[ENTRIES PROVIDED — start]
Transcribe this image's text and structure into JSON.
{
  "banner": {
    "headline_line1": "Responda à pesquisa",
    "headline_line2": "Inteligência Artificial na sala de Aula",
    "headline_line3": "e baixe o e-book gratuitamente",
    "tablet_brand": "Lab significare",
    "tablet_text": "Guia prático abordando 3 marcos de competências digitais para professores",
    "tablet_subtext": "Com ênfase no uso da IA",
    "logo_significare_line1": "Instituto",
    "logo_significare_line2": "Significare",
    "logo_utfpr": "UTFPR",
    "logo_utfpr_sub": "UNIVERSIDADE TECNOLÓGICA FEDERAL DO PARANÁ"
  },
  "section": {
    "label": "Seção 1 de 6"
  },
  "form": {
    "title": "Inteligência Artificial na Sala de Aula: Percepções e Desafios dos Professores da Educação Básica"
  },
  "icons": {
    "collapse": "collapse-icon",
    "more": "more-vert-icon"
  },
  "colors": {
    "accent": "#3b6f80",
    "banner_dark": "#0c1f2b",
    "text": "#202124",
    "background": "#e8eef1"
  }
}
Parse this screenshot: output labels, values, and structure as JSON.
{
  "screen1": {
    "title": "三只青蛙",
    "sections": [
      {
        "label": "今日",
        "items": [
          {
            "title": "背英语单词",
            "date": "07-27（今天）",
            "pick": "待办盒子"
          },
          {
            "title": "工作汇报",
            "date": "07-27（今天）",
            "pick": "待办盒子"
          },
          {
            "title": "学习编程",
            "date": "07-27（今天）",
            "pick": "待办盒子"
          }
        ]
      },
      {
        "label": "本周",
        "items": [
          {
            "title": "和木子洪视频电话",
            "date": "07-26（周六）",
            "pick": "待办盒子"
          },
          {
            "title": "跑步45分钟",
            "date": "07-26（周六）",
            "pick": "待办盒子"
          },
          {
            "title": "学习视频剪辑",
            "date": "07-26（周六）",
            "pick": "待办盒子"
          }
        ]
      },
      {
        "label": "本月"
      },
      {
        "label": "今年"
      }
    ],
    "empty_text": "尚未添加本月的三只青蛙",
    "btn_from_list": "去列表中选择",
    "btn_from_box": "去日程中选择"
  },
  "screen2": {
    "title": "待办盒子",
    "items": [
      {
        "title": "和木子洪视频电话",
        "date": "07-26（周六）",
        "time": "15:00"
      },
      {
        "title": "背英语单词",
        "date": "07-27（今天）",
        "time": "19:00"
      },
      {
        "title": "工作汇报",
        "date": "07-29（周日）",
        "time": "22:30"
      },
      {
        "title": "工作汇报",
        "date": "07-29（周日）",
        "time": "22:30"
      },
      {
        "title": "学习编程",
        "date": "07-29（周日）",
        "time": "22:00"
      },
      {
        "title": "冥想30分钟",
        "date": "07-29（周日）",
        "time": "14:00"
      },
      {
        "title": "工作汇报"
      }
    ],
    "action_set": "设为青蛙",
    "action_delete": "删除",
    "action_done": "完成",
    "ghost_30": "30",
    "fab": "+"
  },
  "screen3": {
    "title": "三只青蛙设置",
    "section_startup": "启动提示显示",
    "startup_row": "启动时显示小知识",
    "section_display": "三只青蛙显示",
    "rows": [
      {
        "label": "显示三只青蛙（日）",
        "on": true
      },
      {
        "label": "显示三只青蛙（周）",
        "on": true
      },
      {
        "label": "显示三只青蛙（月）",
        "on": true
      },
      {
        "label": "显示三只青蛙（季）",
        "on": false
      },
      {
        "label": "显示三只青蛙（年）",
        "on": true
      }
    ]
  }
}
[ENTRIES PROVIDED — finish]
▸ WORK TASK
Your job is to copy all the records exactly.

▸ EXERCISE ANSWER
Transcribe this image's text and structure into JSON.
{
  "banner": {
    "headline_line1": "Responda à pesquisa",
    "headline_line2": "Inteligência Artificial na sala de Aula",
    "headline_line3": "e baixe o e-book gratuitamente",
    "tablet_brand": "Lab significare",
    "tablet_text": "Guia prático abordando 3 marcos de competências digitais para professores",
    "tablet_subtext": "Com ênfase no uso da IA",
    "logo_significare_line1": "Instituto",
    "logo_significare_line2": "Significare",
    "logo_utfpr": "UTFPR",
    "logo_utfpr_sub": "UNIVERSIDADE TECNOLÓGICA FEDERAL DO PARANÁ"
  },
  "section": {
    "label": "Seção 1 de 6"
  },
  "form": {
    "title": "Inteligência Artificial na Sala de Aula: Percepções e Desafios dos Professores da Educação Básica"
  },
  "icons": {
    "collapse": "collapse-icon",
    "more": "more-vert-icon"
  },
  "colors": {
    "accent": "#3b6f80",
    "banner_dark": "#0c1f2b",
    "text": "#202124",
    "background": "#e8eef1"
  }
}
Parse this screenshot: output labels, values, and structure as JSON.
{
  "screen1": {
    "title": "三只青蛙",
    "sections": [
      {
        "label": "今日",
        "items": [
          {
            "title": "背英语单词",
            "date": "07-27（今天）",
            "pick": "待办盒子"
          },
          {
            "title": "工作汇报",
            "date": "07-27（今天）",
            "pick": "待办盒子"
          },
          {
            "title": "学习编程",
            "date": "07-27（今天）",
            "pick": "待办盒子"
          }
        ]
      },
      {
        "label": "本周",
        "items": [
          {
            "title": "和木子洪视频电话",
            "date": "07-26（周六）",
            "pick": "待办盒子"
          },
          {
            "title": "跑步45分钟",
            "date": "07-26（周六）",
            "pick": "待办盒子"
          },
          {
            "title": "学习视频剪辑",
            "date": "07-26（周六）",
            "pick": "待办盒子"
          }
        ]
      },
      {
        "label": "本月"
      },
      {
        "label": "今年"
      }
    ],
    "empty_text": "尚未添加本月的三只青蛙",
    "btn_from_list": "去列表中选择",
    "btn_from_box": "去日程中选择"
  },
  "screen2": {
    "title": "待办盒子",
    "items": [
      {
        "title": "和木子洪视频电话",
        "date": "07-26（周六）",
        "time": "15:00"
      },
      {
        "title": "背英语单词",
        "date": "07-27（今天）",
        "time": "19:00"
      },
      {
        "title": "工作汇报",
        "date": "07-29（周日）",
        "time": "22:30"
      },
      {
        "title": "工作汇报",
        "date": "07-29（周日）",
        "time": "22:30"
      },
      {
        "title": "学习编程",
        "date": "07-29（周日）",
        "time": "22:00"
      },
      {
        "title": "冥想30分钟",
        "date": "07-29（周日）",
        "time": "14:00"
      },
      {
        "title": "工作汇报"
      }
    ],
    "action_set": "设为青蛙",
    "action_delete": "删除",
    "action_done": "完成",
    "ghost_30": "30",
    "fab": "+"
  },
  "screen3": {
    "title": "三只青蛙设置",
    "section_startup": "启动提示显示",
    "startup_row": "启动时显示小知识",
    "section_display": "三只青蛙显示",
    "rows": [
      {
        "label": "显示三只青蛙（日）",
        "on": true
      },
      {
        "label": "显示三只青蛙（周）",
        "on": true
      },
      {
        "label": "显示三只青蛙（月）",
        "on": true
      },
      {
        "label": "显示三只青蛙（季）",
        "on": false
      },
      {
        "label": "显示三只青蛙（年）",
        "on": true
      }
    ]
  }
}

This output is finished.